- Instructions for the task
The word "price" appears in some lines of the entries. Say how many, and give nothing but the number.

- Interface dataset entries
*****

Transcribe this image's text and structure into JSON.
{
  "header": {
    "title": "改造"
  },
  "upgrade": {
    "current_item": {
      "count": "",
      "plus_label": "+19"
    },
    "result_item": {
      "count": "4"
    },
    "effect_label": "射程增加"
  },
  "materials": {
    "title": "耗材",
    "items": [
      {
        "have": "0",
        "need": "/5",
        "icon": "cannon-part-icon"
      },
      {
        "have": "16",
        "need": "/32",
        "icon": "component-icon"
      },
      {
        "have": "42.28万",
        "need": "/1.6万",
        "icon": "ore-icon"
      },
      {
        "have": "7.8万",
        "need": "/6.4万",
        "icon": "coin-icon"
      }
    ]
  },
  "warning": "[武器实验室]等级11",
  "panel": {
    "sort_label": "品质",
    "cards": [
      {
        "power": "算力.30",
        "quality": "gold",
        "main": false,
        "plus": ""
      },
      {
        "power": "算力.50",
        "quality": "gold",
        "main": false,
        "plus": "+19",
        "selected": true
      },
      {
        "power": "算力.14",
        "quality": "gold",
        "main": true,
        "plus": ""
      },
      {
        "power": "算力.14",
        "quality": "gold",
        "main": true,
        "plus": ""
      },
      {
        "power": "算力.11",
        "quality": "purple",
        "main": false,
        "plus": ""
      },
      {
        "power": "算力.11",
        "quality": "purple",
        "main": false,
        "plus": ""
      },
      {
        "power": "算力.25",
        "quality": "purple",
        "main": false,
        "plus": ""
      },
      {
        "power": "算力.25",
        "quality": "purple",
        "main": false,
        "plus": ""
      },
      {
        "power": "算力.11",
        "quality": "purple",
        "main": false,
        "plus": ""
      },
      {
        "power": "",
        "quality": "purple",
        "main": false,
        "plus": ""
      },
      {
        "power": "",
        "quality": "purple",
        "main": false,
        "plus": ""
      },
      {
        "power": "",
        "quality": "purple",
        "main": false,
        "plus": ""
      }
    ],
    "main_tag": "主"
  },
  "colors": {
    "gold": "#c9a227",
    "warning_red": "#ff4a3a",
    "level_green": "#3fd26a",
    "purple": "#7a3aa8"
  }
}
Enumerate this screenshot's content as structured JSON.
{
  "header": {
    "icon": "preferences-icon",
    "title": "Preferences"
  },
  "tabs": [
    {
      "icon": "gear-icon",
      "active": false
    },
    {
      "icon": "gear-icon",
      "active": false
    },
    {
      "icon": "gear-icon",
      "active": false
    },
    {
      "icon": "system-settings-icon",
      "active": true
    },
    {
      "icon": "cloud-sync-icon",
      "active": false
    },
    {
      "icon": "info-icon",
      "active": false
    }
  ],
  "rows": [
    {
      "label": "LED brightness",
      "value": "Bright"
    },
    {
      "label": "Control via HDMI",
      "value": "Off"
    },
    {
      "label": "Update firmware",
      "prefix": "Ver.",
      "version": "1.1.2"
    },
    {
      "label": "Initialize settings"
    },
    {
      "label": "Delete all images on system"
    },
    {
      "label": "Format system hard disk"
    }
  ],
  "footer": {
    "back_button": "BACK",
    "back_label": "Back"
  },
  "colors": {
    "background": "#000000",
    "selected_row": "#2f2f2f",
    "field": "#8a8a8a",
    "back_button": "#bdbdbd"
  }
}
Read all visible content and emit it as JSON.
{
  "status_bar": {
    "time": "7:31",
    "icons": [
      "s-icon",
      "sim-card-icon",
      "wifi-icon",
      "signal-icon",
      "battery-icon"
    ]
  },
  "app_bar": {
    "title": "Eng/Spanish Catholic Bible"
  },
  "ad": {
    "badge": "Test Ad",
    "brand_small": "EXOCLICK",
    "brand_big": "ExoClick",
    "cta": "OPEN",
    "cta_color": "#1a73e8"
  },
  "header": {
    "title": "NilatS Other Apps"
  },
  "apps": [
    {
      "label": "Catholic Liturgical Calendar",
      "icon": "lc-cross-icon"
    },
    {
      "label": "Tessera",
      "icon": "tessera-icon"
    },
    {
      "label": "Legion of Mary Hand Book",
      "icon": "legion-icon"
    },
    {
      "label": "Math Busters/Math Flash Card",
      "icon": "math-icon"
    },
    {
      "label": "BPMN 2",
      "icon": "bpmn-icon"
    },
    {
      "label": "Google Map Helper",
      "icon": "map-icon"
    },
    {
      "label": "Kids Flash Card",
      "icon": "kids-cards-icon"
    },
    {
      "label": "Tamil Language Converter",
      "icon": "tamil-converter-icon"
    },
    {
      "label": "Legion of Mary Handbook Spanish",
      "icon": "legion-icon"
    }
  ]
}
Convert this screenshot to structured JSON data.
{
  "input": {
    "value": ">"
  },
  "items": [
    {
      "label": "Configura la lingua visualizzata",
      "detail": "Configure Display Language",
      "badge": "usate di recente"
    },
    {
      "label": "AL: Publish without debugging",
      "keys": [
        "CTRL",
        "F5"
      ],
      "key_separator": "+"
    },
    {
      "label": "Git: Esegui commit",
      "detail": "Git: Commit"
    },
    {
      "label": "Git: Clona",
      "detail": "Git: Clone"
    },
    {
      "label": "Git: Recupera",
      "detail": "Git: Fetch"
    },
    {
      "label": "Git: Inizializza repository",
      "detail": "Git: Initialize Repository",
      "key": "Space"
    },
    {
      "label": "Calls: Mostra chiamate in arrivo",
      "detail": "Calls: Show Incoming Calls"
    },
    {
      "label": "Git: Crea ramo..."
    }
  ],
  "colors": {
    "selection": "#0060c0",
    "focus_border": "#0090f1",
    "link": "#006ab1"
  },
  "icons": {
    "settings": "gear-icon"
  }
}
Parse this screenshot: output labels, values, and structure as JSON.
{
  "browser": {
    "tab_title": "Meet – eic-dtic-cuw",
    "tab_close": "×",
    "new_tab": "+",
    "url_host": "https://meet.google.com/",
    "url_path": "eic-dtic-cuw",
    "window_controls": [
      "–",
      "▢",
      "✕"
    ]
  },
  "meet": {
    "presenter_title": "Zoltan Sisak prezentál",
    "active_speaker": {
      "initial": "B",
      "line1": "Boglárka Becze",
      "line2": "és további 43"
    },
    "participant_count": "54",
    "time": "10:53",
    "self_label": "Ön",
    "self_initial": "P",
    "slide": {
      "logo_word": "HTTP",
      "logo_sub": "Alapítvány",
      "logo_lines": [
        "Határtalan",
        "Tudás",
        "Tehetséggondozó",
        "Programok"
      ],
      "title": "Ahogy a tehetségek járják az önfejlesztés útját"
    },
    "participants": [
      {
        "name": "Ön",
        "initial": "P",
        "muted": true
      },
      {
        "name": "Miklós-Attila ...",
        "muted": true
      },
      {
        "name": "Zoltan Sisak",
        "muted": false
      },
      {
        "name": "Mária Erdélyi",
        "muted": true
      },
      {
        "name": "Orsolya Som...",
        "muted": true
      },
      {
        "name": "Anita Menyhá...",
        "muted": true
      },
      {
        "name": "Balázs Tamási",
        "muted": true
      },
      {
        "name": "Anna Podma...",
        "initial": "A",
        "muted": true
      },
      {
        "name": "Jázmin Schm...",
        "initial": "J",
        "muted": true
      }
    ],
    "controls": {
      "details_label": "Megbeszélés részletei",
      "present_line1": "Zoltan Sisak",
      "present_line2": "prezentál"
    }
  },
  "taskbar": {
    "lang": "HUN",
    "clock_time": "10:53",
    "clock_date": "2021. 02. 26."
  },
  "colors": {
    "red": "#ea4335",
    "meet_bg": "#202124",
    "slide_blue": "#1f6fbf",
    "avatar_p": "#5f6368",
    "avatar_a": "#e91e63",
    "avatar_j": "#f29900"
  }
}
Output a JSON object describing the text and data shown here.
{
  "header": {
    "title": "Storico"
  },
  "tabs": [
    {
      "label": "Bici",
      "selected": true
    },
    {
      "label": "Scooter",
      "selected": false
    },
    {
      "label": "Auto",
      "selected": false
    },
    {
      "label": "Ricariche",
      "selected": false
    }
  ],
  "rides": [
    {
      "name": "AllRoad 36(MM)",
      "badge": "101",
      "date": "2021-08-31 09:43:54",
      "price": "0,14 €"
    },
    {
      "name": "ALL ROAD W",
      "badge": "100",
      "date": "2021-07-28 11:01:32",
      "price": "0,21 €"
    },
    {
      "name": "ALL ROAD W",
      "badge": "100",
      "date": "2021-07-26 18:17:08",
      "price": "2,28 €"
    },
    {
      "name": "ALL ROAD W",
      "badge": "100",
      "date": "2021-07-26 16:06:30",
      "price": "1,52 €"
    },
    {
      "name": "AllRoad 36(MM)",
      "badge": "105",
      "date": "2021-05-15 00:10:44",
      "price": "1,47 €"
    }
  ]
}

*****

- Solution
5